=== Aim of the exercise ===
Could you print every record below exactly as written?

(Data records for software interfaces)
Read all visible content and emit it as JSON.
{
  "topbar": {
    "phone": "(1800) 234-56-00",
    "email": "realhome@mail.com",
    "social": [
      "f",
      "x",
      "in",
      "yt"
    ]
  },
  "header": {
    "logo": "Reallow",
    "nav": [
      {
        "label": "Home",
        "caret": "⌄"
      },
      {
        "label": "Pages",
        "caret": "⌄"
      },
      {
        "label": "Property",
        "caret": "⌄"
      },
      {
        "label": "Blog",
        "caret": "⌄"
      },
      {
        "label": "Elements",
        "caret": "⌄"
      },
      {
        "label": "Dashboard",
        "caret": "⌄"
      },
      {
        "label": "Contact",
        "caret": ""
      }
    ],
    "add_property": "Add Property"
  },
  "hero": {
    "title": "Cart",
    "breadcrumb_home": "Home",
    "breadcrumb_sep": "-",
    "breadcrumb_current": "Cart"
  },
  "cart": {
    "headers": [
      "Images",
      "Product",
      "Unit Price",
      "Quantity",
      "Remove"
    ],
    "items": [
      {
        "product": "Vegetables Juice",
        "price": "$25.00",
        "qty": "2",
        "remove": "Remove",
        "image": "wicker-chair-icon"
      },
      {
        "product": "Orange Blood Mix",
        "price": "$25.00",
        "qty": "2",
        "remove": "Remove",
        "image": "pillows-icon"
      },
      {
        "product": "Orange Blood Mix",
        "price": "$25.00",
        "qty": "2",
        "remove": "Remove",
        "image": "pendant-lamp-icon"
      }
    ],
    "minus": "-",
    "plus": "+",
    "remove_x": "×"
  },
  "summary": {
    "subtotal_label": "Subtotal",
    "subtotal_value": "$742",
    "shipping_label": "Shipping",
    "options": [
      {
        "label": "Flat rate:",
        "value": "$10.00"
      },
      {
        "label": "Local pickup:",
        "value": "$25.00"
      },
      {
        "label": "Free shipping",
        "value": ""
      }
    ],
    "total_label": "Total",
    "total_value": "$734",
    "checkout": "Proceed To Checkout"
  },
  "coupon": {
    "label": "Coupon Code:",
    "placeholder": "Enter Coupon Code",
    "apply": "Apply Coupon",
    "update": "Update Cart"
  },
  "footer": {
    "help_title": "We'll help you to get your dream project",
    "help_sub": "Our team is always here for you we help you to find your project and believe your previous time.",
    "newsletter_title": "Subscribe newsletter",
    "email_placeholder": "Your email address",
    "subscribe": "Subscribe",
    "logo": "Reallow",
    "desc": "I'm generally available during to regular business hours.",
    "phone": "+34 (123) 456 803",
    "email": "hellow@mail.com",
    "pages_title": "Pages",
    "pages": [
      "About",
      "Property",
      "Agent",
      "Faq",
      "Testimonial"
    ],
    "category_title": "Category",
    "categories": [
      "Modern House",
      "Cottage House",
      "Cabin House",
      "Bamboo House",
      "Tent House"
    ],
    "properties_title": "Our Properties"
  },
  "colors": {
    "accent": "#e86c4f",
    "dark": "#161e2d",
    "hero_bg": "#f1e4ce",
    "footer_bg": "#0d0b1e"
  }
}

=== Written answer ===
Read all visible content and emit it as JSON.
{
  "topbar": {
    "phone": "(1800) 234-56-00",
    "email": "realhome@mail.com",
    "social": [
      "f",
      "x",
      "in",
      "yt"
    ]
  },
  "header": {
    "logo": "Reallow",
    "nav": [
      {
        "label": "Home",
        "caret": "⌄"
      },
      {
        "label": "Pages",
        "caret": "⌄"
      },
      {
        "label": "Property",
        "caret": "⌄"
      },
      {
        "label": "Blog",
        "caret": "⌄"
      },
      {
        "label": "Elements",
        "caret": "⌄"
      },
      {
        "label": "Dashboard",
        "caret": "⌄"
      },
      {
        "label": "Contact",
        "caret": ""
      }
    ],
    "add_property": "Add Property"
  },
  "hero": {
    "title": "Cart",
    "breadcrumb_home": "Home",
    "breadcrumb_sep": "-",
    "breadcrumb_current": "Cart"
  },
  "cart": {
    "headers": [
      "Images",
      "Product",
      "Unit Price",
      "Quantity",
      "Remove"
    ],
    "items": [
      {
        "product": "Vegetables Juice",
        "price": "$25.00",
        "qty": "2",
        "remove": "Remove",
        "image": "wicker-chair-icon"
      },
      {
        "product": "Orange Blood Mix",
        "price": "$25.00",
        "qty": "2",
        "remove": "Remove",
        "image": "pillows-icon"
      },
      {
        "product": "Orange Blood Mix",
        "price": "$25.00",
        "qty": "2",
        "remove": "Remove",
        "image": "pendant-lamp-icon"
      }
    ],
    "minus": "-",
    "plus": "+",
    "remove_x": "×"
  },
  "summary": {
    "subtotal_label": "Subtotal",
    "subtotal_value": "$742",
    "shipping_label": "Shipping",
    "options": [
      {
        "label": "Flat rate:",
        "value": "$10.00"
      },
      {
        "label": "Local pickup:",
        "value": "$25.00"
      },
      {
        "label": "Free shipping",
        "value": ""
      }
    ],
    "total_label": "Total",
    "total_value": "$734",
    "checkout": "Proceed To Checkout"
  },
  "coupon": {
    "label": "Coupon Code:",
    "placeholder": "Enter Coupon Code",
    "apply": "Apply Coupon",
    "update": "Update Cart"
  },
  "footer": {
    "help_title": "We'll help you to get your dream project",
    "help_sub": "Our team is always here for you we help you to find your project and believe your previous time.",
    "newsletter_title": "Subscribe newsletter",
    "email_placeholder": "Your email address",
    "subscribe": "Subscribe",
    "logo": "Reallow",
    "desc": "I'm generally available during to regular business hours.",
    "phone": "+34 (123) 456 803",
    "email": "hellow@mail.com",
    "pages_title": "Pages",
    "pages": [
      "About",
      "Property",
      "Agent",
      "Faq",
      "Testimonial"
    ],
    "category_title": "Category",
    "categories": [
      "Modern House",
      "Cottage House",
      "Cabin House",
      "Bamboo House",
      "Tent House"
    ],
    "properties_title": "Our Properties"
  },
  "colors": {
    "accent": "#e86c4f",
    "dark": "#161e2d",
    "hero_bg": "#f1e4ce",
    "footer_bg": "#0d0b1e"
  }
}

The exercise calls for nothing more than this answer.